  21. Becker, Gary S & Landes, Elisabeth M & Michael, Robert T, 1977. "An Economic Analysis of Marital Instability," Journal of Political Economy, University of Chicago Press, vol. 85(6), pages 1141-87, December.
  22. Lerman, Robert I, 1996. "The Impact of the Changing US Family Structure on Child Poverty and Income Inequality," Economica, London School of Economics and Political Science, vol. 63(250), pages S119-39, Suppl..
  23. Robert J. Willis, 1999. "A Theory of Out-of-Wedlock Childbearing," Journal of Political Economy, University of Chicago Press, vol. 107(S6), pages S33-S64, December.
Full references (including those not matched with items on IDEAS)

Citations

Citations are extracted by the CitEc Project, subscribe to its RSS feed for this item.
as in new window

Cited by:
  1. Ian Walker & Yu Zhu, 2008. "Child Support and Educational Outcomes: Evidence from the British Household Panel Survey," Studies in Economics 0811, Department of Economics, University of Kent.
  2. Gonzalez, Libertad, 2006. "The Effect of Benefits on Single Motherhood in Europe," IZA Discussion Papers 2026, Institute for the Study of Labor (IZA).
  3. Ian Walker & Yu Zhu, 2007. "Do Dads matter? Or is it just their money that matters? Unpicking the effects of separation on educational outcomes by and," Working Papers 200722, Geary Institute, University College Dublin.
  4. Gonzalez, Libertad, 2004. "Single Mothers and Work," IZA Discussion Papers 1097, Institute for the Study of Labor (IZA).

Lists

This item is not listed on Wikipedia, on a reading list or among the top items on IDEAS.

Statistics

Access and download statistics

Corrections

When requesting a correction, please mention this item's handle: RePEc:iza:izadps:dp1677. See general information about how to correct material in RePEc.

For technical questions regarding this item, or to correct its authors, title, abstract, bibliographic or download information, contact: (Mark Fallak).

If you have authored this item and are not yet registered with RePEc, we encourage you to do it here. This allows to link your profile to this item. It also allows you to accept potential citations to this item that we are uncertain about.

If references are entirely missing, you can add them using this form.

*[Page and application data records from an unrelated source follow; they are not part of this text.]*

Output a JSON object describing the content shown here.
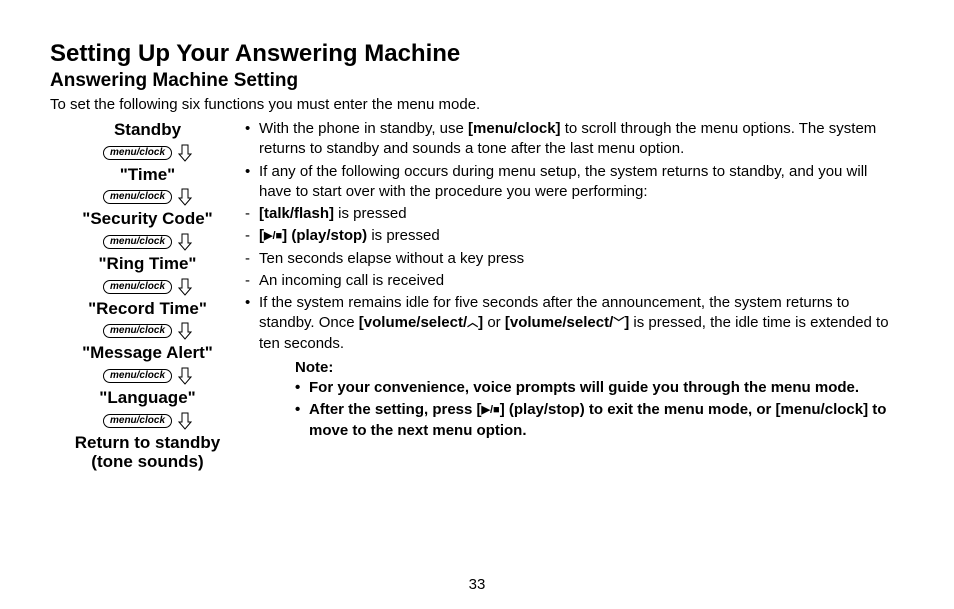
{
  "title": "Setting Up Your Answering Machine",
  "subtitle": "Answering Machine Setting",
  "intro": "To set the following six functions you must enter the menu mode.",
  "flow": {
    "button_label": "menu/clock",
    "steps": [
      "Standby",
      "\"Time\"",
      "\"Security Code\"",
      "\"Ring Time\"",
      "\"Record Time\"",
      "\"Message Alert\"",
      "\"Language\""
    ],
    "final_line1": "Return to standby",
    "final_line2": "(tone sounds)"
  },
  "body": {
    "b1_pre": "With the phone in standby, use ",
    "b1_key": "[menu/clock]",
    "b1_post": " to scroll through the menu options. The system returns to standby and sounds a tone after the last menu option.",
    "b2": "If any of the following occurs during menu setup, the system returns to standby, and you will have to start over with the procedure you were performing:",
    "d1_key": "[talk/flash]",
    "d1_post": " is pressed",
    "d2_key_open": "[",
    "d2_key_close": "] (play/stop)",
    "d2_post": " is pressed",
    "d3": "Ten seconds elapse without a key press",
    "d4": "An incoming call is received",
    "b3_pre": "If the system remains idle for five seconds after the announcement, the system returns to standby. Once ",
    "b3_key1_open": "[volume/select/",
    "b3_key1_close": "]",
    "b3_mid": " or ",
    "b3_key2_open": "[volume/select/",
    "b3_key2_close": "]",
    "b3_post": " is pressed, the idle time is extended to ten seconds."
  },
  "note": {
    "title": "Note:",
    "n1": "For your convenience, voice prompts will guide you through the menu mode.",
    "n2_pre": "After the setting, press [",
    "n2_post": "] (play/stop) to exit the menu mode, or [menu/clock] to move to the next menu option."
  },
  "page_number": "33"
}
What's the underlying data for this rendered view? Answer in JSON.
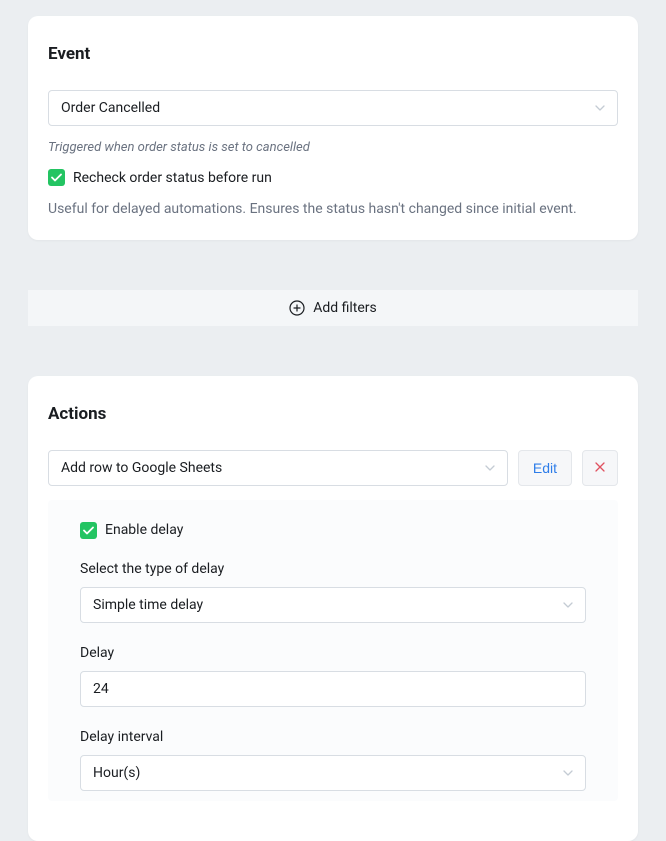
{
  "event": {
    "title": "Event",
    "select_value": "Order Cancelled",
    "help_text": "Triggered when order status is set to cancelled",
    "recheck_label": "Recheck order status before run",
    "description": "Useful for delayed automations. Ensures the status hasn't changed since initial event."
  },
  "add_filters_label": "Add filters",
  "actions": {
    "title": "Actions",
    "select_value": "Add row to Google Sheets",
    "edit_label": "Edit",
    "enable_delay_label": "Enable delay",
    "delay_type_label": "Select the type of delay",
    "delay_type_value": "Simple time delay",
    "delay_label": "Delay",
    "delay_value": "24",
    "delay_interval_label": "Delay interval",
    "delay_interval_value": "Hour(s)"
  }
}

If the full references list an item that is present in RePEc, but the system did not link to it, you can help with this form.

If you know of missing items citing this one, you can help us creating those links by adding the relevant references in the same way as above, for each refering item. If you are a registered author of this item, you may also want to check the "citations" tab in your profile, as there may be some citations waiting for confirmation.

Please note that corrections may take a couple of weeks to filter through the various RePEc services.